After her diagnosis in 2008, their mother, Barbara Stafford, decided to be tested for the BRCA1 and BRCA2 genetic mutations to determine her condition's source. After learning she was positive for the gene mutation, she shared her findings with her daughters, encouraging them to have the same test performed. Their tests uncovered that all three young women carried the same genetic marker as their mother-leaving many unanswered questions and a cloud of uncertainty.
An Enlightening Answer
After receiving test results, the three sisters were introduced to EmPowered, a support program at John Stoddard Cancer Center. The support group focuses on women between ages 18 and 45 who are at a significantly higher risk for breast and ovarian cancer or who have tested positive for the BRCA1 or BRCA2 genetic mutations. The group provides the sisters with educational opportunities about health needs related to their increased cancer risk and answers questions about topics such as family planning, lifestyle changes and treatment options-pertinent answers for these three 20-somethings beginning to shape their lives.
"EmPowered provides me with knowledge about breast and ovarian cancer and connects me with physicians who understand my concerns of being a woman with the BRCA genetic mutation," Kristin says. "The program is a great opportunity to meet other women who are going through the same feelings and experiences as my sisters and I."
When the educational sessions are over, the group finds time for fun social activities, such as scrapbooking, jewelry making, practicing yoga and watching movies-giving young women a chance to bond, share and support each other in an uplifting environment.
"This isn't your typical support group-EmPowered turns the support group concept on its head, incorporating fun activities to create a fresh atmosphere that is encouraging, energetic and positive," says Pati Berger, RN, BSN, OCN, oncology research coordinator at Stoddard. "The women in the group are really excited about connecting with others who are going through the same thing."
Looking at a Healthier Future
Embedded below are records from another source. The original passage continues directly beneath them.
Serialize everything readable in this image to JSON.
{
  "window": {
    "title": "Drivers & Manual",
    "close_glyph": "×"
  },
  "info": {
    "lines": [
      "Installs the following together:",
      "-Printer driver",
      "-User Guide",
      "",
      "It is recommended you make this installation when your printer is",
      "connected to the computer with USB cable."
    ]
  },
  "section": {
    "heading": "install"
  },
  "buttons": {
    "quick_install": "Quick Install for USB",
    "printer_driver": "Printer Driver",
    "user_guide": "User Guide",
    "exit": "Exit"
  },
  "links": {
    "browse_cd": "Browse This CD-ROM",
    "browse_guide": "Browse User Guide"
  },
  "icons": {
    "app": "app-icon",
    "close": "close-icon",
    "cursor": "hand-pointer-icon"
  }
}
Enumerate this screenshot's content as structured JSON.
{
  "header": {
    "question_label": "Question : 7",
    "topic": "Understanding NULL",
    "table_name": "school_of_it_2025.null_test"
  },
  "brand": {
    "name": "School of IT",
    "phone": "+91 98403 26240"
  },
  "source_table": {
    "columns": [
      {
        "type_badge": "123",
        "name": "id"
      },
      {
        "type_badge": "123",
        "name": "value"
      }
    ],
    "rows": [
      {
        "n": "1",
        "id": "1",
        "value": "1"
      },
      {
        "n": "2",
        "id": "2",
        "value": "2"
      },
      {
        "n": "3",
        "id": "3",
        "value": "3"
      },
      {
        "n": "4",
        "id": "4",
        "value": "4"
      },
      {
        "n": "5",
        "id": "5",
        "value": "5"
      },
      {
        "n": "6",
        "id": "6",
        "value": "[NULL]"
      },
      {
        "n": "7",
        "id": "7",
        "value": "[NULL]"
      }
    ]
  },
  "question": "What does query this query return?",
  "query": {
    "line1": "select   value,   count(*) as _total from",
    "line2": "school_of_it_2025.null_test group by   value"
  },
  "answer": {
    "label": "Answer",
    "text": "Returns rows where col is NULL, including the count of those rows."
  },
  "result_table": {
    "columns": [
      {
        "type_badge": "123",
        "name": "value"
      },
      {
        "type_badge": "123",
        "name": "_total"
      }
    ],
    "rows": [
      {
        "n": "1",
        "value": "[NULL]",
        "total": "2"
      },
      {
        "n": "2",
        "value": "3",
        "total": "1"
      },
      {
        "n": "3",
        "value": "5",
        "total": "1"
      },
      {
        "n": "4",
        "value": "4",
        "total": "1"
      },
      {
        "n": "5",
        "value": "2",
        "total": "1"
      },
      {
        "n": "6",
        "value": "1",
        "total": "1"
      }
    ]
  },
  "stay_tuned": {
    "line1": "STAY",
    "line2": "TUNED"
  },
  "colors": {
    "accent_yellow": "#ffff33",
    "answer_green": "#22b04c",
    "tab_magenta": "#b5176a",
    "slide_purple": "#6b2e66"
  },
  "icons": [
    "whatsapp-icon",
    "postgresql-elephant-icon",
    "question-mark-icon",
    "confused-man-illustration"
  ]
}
Berger suggests that educating young women about preventive measures is essential to overcoming future cases of cancer. "Early detection of breast and ovarian cancer plays a huge role in increasing a woman's chance of survival," Berger says. "Finding cancer before it spreads can also make a big difference in how much treatment is necessary, possibly reducing our need to perform radiation and chemotherapy."
After undergoing cancer treatment, Barbara is in her best health, setting an example for her three daughters who have mapped out new plans for a healthier future.
"Once my husband and I are done having children, I plan to have prophylactic double mastectomy and hysterectomy procedures," Sarah says. "EmPowered gives me the knowledge I need to be my own advocate. Knowledge is power, and that is exactly what the group was created for-to empower."